Apparently the Bruins star goalie simply could not stand to be in the same room with America’s current President. The Flint, Michigan native back tracked after his rebuff hit the media airwaves, saying it wasn't about "politics or party" and yet he also took the time to slam the government for being "out of control," which sounds kind of political to me.
According to the Boston Herald, Thomas is a big fan of Glenn Beck expressing a secret wish to one day be a guest on his show. He is also a hunter and concerned about Second Amendment issues, has expressed his support for the Tea Party movement by wearing a mask emblazoned with “In God We Trust” on its front, and the Gadsden (“Don’t Tread on Me”) flag on its back panel.
Thomas released a statement via Facebook: “I believe the Federal government has grown out of control, threatening the Rights, Liberties, and Property of the People. This was not about politics or party. This was about a choice I had to make as an INDIVIDUAL.”
It sure sounds like a Thomas Tea Party political rant to me, full of generalizations with hasty scare tactics in the face of evidence to the contrary. Still, I support anyone’s right to free speech and freedom of choice. But what has happened to agreeing to disagree, while still having cordial interaction?
Is it any wonder that this country is so politically fractured when a bunch of guys can't agree to just get together and talk sports? What Thomas did was take a harmless event for and about his team and turned it into an event about himself. It was a selfish act, plain and simple, but more importantly, it was bad manners and a slap in the face to the leader of the free world.
What has happened to civilized conduct, courtesy, politeness or a simple polite act or expression? Wasn’t Obama’s acknowledgement of the Bruins a simple polite act? Shouldn’t a gesture like the President’s be received amicably and harmoniously?
Unfortunately in this reality TV era, civility and courtesy have and are taking a backseat to the antonyms of civility such as discourteousness, impoliteness, incivility, rudeness, surliness, and ungraciousness - all have engrained themselves in the spirit of too many Americans.
Thomas' self described non-political stance, is an unquestionable Tea Party position, and follows suit with the uncivil behavior that has been permeating America’s discourse concerning the Obamas. The socialist rhetoric, Hilter references, being called a liar during his State of the Union Address, reference to his wife’s body parts and on-and-on it goes.
Everyone has the right to voice their opinion, but as Massachusetts Governor Deval Patrick noted: “It just feels to me like we’re losing in this country basic courtesy and grace.”
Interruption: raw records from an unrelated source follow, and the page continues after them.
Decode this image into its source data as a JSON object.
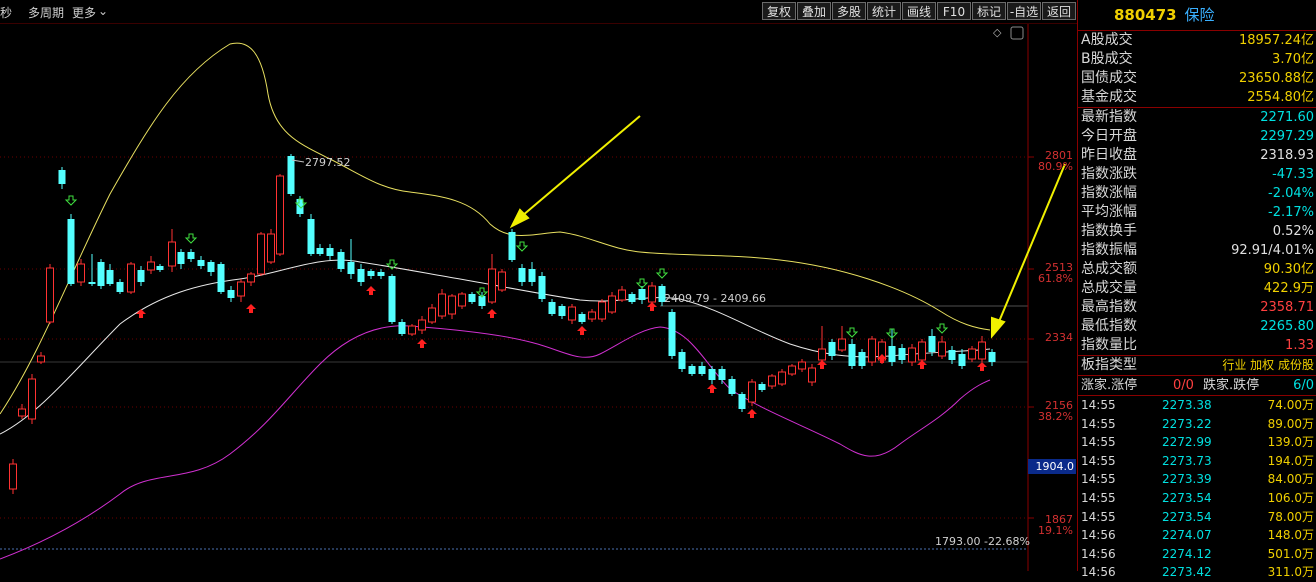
{
  "toolbar": {
    "left_items": [
      "秒",
      "多周期",
      "更多"
    ],
    "buttons": [
      "复权",
      "叠加",
      "多股",
      "统计",
      "画线",
      "F10",
      "标记",
      "-自选",
      "返回"
    ]
  },
  "chart": {
    "high_label": "2797.52",
    "mid_label": "2409.79 - 2409.66",
    "low_label": "1793.00 -22.68%",
    "price_box": "1904.0",
    "axis": [
      {
        "price": "2801",
        "pct": "80.9%"
      },
      {
        "price": "2513",
        "pct": "61.8%"
      },
      {
        "price": "2334",
        "pct": ""
      },
      {
        "price": "2156",
        "pct": "38.2%"
      },
      {
        "price": "1867",
        "pct": "19.1%"
      }
    ]
  },
  "panel": {
    "code": "880473",
    "name": "保险",
    "volumes": [
      {
        "k": "A股成交",
        "v": "18957.24亿",
        "c": "#f0d000"
      },
      {
        "k": "B股成交",
        "v": "3.70亿",
        "c": "#f0d000"
      },
      {
        "k": "国债成交",
        "v": "23650.88亿",
        "c": "#f0d000"
      },
      {
        "k": "基金成交",
        "v": "2554.80亿",
        "c": "#f0d000"
      }
    ],
    "stats": [
      {
        "k": "最新指数",
        "v": "2271.60",
        "c": "#00e0e0"
      },
      {
        "k": "今日开盘",
        "v": "2297.29",
        "c": "#00e0e0"
      },
      {
        "k": "昨日收盘",
        "v": "2318.93",
        "c": "#e0e0e0"
      },
      {
        "k": "指数涨跌",
        "v": "-47.33",
        "c": "#00e0e0"
      },
      {
        "k": "指数涨幅",
        "v": "-2.04%",
        "c": "#00e0e0"
      },
      {
        "k": "平均涨幅",
        "v": "-2.17%",
        "c": "#00e0e0"
      },
      {
        "k": "指数换手",
        "v": "0.52%",
        "c": "#e0e0e0"
      },
      {
        "k": "指数振幅",
        "v": "92.91/4.01%",
        "c": "#e0e0e0"
      },
      {
        "k": "总成交额",
        "v": "90.30亿",
        "c": "#f0d000"
      },
      {
        "k": "总成交量",
        "v": "422.9万",
        "c": "#f0d000"
      },
      {
        "k": "最高指数",
        "v": "2358.71",
        "c": "#ff4040"
      },
      {
        "k": "最低指数",
        "v": "2265.80",
        "c": "#00e0e0"
      },
      {
        "k": "指数量比",
        "v": "1.33",
        "c": "#ff4040"
      }
    ],
    "type_label": "板指类型",
    "type_values": "行业 加权 成份股",
    "limit_up_label": "涨家.涨停",
    "limit_up_value": "0/0",
    "limit_down_label": "跌家.跌停",
    "limit_down_value": "6/0",
    "ticks": [
      {
        "t": "14:55",
        "p": "2273.38",
        "v": "74.00万"
      },
      {
        "t": "14:55",
        "p": "2273.22",
        "v": "89.00万"
      },
      {
        "t": "14:55",
        "p": "2272.99",
        "v": "139.0万"
      },
      {
        "t": "14:55",
        "p": "2273.73",
        "v": "194.0万"
      },
      {
        "t": "14:55",
        "p": "2273.39",
        "v": "84.00万"
      },
      {
        "t": "14:55",
        "p": "2273.54",
        "v": "106.0万"
      },
      {
        "t": "14:55",
        "p": "2273.54",
        "v": "78.00万"
      },
      {
        "t": "14:56",
        "p": "2274.07",
        "v": "148.0万"
      },
      {
        "t": "14:56",
        "p": "2274.12",
        "v": "501.0万"
      },
      {
        "t": "14:56",
        "p": "2273.42",
        "v": "311.0万"
      }
    ]
  }
}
“I didn’t think much of President Bush’s policies – two wars on a credit card, prescription drug benefit that we couldn’t afford, deficit out of control – but I always referred to him as ‘Mr. President.’ I stood when he came in the room,” Patrick said in a segment of “Ask the Governor”.
Leland Stein can be reached at email@example.com or at Twitter @ LelandSteinIII
|< Prev||Next >|